→ **Exercise aim**: When a line in the entries contains the word "table", copy that line in full.

[Interface dataset entries]

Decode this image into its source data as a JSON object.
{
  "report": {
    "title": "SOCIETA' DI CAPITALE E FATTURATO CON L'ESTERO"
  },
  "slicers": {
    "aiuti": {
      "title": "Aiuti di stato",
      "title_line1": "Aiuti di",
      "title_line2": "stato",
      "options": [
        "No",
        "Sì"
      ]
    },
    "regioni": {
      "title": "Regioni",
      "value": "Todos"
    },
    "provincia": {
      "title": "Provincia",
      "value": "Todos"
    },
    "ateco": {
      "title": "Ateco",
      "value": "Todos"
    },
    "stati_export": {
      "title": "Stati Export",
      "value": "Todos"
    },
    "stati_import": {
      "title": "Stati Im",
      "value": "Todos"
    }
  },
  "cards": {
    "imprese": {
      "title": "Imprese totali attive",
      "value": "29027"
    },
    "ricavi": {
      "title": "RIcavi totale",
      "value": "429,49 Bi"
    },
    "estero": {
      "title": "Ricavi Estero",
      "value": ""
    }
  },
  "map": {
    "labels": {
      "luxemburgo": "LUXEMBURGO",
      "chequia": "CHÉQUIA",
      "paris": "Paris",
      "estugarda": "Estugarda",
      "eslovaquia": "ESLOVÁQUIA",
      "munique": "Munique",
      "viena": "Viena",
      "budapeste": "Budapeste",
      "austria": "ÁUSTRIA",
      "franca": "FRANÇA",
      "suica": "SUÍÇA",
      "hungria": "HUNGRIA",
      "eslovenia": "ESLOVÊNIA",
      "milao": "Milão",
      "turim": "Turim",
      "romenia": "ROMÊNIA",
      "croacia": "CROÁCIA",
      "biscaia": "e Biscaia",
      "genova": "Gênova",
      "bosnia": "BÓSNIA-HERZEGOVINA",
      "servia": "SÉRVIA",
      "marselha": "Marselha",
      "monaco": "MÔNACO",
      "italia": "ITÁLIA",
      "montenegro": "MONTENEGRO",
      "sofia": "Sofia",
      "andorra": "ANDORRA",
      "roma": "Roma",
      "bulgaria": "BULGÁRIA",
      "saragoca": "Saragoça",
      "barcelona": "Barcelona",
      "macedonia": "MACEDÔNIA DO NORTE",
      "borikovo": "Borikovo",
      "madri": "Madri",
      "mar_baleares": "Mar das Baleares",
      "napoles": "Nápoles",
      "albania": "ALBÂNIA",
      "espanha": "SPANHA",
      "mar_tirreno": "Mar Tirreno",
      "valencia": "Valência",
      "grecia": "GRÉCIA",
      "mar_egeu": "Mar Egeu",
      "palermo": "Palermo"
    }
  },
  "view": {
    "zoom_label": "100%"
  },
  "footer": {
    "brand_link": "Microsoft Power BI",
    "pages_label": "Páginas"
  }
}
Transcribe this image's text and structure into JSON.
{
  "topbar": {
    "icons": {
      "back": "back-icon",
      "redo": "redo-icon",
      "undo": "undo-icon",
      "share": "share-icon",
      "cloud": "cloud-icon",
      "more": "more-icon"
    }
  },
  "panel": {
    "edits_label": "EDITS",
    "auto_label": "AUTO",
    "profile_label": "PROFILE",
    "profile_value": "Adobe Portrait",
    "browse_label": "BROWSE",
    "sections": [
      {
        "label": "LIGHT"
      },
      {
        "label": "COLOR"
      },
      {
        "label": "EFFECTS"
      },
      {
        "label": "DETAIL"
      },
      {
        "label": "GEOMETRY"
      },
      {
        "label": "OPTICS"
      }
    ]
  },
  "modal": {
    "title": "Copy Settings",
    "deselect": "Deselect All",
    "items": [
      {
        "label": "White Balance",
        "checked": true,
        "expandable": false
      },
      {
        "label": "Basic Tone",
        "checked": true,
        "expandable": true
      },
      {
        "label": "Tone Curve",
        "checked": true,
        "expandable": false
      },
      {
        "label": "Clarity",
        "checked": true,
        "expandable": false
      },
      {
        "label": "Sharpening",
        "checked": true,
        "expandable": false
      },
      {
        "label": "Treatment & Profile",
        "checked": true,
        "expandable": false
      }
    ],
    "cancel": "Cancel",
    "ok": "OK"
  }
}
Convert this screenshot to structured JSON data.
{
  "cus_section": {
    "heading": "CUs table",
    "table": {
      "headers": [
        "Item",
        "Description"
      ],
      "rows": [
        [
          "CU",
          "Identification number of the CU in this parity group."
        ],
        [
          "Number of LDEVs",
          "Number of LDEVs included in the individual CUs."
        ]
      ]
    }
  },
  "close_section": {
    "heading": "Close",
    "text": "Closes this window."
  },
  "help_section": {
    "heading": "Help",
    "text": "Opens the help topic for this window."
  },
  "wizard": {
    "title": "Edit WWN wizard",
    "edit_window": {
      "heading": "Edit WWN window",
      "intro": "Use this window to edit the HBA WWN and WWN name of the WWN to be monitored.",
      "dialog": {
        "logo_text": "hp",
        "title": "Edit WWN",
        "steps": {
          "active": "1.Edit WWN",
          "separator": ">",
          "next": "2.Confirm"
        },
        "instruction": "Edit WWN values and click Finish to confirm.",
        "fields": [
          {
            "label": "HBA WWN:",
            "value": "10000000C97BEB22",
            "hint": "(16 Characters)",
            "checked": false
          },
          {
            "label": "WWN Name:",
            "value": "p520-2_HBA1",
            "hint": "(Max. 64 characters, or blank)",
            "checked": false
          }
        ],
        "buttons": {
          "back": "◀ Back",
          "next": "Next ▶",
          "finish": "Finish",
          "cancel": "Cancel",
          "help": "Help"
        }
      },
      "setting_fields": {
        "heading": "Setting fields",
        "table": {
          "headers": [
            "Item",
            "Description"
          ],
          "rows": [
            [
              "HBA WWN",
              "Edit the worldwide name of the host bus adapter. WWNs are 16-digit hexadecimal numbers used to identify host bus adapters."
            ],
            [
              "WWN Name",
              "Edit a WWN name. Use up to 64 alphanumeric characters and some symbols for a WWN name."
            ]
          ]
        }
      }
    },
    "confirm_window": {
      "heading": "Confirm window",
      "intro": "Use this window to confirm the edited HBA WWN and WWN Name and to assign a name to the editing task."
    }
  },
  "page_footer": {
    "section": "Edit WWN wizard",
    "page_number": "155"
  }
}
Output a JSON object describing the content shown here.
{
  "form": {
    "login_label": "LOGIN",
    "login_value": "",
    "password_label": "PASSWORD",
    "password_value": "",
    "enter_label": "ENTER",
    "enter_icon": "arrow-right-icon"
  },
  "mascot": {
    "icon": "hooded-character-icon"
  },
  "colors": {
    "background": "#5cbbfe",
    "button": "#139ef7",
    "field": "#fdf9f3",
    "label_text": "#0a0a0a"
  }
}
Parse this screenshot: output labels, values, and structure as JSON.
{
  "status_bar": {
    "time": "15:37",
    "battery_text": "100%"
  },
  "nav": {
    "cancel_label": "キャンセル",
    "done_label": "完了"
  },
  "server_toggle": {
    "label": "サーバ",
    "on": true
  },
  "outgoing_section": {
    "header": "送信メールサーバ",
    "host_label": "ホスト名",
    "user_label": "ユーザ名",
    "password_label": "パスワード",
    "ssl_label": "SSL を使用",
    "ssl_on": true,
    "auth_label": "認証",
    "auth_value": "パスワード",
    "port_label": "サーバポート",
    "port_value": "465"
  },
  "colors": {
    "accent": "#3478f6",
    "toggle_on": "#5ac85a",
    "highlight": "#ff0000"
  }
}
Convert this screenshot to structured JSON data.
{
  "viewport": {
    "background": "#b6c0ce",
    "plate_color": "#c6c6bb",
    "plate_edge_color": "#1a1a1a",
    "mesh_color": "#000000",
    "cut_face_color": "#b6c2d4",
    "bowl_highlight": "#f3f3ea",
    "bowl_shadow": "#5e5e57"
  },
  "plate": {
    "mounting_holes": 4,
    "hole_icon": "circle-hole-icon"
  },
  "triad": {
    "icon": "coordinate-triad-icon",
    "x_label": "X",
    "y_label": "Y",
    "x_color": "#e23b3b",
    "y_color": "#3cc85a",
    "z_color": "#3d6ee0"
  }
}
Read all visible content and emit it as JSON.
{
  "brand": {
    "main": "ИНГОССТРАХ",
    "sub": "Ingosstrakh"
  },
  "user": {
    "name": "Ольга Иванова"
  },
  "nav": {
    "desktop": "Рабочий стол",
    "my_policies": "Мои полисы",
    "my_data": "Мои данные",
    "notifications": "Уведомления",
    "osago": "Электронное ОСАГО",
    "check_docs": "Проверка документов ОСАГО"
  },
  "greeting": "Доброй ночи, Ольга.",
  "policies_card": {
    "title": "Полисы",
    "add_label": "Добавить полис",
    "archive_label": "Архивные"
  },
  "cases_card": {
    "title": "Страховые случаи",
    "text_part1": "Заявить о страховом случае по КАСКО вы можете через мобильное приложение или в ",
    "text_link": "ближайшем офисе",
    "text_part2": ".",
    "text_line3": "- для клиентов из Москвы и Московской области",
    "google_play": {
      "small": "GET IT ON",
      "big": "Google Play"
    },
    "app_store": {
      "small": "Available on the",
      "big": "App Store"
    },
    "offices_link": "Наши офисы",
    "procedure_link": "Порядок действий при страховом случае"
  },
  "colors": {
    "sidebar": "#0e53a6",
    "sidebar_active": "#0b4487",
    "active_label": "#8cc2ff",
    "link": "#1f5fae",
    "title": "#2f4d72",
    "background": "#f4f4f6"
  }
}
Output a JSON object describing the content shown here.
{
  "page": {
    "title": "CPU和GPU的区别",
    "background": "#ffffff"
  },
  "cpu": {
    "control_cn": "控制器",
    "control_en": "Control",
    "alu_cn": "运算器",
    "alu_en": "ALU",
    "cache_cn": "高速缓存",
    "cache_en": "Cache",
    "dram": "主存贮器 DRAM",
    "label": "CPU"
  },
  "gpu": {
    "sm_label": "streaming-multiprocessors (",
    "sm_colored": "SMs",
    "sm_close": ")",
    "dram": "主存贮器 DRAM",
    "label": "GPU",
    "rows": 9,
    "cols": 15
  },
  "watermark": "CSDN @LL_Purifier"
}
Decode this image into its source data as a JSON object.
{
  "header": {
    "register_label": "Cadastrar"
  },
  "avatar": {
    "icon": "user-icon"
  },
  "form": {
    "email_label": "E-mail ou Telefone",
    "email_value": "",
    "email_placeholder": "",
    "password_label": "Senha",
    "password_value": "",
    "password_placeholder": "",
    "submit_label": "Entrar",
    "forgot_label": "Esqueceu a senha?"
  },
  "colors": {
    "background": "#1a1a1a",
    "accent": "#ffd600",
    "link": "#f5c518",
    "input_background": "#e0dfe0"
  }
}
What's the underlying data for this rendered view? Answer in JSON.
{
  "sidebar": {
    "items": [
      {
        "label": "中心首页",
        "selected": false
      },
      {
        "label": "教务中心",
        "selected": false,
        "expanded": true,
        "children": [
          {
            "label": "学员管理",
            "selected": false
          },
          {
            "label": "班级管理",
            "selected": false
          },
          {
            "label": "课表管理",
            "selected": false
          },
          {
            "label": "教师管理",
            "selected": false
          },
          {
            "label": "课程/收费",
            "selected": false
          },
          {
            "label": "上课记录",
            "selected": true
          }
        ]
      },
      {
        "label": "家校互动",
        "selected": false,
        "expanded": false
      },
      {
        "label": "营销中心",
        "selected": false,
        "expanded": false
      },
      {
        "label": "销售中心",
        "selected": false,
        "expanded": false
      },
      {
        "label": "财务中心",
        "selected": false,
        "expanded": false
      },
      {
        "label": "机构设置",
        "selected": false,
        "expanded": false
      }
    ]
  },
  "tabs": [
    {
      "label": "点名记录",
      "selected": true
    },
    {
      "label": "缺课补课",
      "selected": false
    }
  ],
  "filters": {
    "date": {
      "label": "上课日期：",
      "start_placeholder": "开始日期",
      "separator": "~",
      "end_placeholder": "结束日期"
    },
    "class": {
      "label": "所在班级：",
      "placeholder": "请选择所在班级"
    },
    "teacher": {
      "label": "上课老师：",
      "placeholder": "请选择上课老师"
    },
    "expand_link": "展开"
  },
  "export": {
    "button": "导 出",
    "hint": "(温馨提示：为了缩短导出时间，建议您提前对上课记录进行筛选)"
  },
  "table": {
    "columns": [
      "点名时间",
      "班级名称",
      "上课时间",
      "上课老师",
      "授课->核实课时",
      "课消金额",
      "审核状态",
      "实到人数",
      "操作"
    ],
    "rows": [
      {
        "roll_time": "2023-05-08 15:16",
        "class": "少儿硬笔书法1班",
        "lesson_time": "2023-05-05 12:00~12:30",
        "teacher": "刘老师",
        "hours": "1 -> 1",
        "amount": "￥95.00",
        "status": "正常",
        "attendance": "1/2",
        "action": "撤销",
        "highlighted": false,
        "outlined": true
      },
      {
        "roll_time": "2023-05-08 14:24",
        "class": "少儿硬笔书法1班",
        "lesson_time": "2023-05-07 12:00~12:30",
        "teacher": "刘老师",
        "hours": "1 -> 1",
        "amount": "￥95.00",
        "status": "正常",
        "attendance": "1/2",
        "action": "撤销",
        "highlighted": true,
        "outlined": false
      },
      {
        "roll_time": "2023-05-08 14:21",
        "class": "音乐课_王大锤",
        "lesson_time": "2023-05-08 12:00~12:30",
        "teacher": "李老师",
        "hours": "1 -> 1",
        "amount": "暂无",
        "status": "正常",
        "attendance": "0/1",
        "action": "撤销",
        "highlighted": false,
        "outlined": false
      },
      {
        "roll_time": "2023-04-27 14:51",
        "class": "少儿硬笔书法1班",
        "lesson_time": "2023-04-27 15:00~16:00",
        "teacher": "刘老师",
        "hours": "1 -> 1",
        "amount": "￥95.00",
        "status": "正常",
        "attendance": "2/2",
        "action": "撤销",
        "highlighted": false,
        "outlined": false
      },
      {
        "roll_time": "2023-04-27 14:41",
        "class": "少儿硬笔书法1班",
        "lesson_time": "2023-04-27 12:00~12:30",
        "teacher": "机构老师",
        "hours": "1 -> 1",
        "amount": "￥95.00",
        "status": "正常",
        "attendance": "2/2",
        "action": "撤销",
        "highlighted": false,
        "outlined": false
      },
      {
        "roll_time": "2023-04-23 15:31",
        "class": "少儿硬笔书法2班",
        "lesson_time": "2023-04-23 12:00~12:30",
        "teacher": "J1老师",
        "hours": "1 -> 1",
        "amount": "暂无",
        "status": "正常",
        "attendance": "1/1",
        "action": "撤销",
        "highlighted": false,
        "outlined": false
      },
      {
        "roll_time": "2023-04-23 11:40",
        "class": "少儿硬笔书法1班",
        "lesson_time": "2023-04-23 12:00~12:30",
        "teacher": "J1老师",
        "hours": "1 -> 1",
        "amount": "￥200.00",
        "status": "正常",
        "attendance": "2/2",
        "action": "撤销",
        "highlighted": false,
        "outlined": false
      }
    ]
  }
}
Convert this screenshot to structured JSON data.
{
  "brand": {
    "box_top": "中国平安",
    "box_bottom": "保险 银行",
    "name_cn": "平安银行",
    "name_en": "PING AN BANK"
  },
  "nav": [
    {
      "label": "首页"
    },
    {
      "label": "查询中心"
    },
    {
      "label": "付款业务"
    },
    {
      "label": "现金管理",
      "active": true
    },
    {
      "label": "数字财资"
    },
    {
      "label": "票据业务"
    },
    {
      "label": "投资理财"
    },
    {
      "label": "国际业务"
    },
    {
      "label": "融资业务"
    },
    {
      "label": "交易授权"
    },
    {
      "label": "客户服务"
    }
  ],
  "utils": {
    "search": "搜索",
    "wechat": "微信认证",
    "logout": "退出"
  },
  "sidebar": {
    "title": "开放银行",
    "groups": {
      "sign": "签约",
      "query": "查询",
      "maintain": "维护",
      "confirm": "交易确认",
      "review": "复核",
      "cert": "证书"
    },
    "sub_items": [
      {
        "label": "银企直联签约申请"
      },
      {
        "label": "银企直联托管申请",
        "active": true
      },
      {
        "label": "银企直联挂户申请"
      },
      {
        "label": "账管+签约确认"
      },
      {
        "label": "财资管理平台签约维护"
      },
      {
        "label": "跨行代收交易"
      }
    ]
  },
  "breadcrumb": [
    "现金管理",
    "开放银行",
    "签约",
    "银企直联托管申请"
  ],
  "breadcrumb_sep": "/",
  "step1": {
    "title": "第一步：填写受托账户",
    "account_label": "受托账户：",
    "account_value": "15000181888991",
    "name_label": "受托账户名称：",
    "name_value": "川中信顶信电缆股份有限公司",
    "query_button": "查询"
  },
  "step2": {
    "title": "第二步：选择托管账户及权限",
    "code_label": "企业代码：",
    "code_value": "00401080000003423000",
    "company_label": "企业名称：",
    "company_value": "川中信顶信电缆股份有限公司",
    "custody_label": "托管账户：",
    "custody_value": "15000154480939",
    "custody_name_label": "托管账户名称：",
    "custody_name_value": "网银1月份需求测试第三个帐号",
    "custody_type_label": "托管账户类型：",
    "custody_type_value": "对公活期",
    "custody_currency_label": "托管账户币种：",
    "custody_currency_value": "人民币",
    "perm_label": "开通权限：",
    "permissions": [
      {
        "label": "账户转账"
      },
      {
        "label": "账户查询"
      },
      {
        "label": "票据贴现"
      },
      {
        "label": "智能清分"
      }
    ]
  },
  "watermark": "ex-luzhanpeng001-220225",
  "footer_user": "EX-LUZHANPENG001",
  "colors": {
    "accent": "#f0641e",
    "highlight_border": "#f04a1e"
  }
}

→ **Response area**:
    "heading": "CUs table",
    "table": {
        "table": {
  "table": {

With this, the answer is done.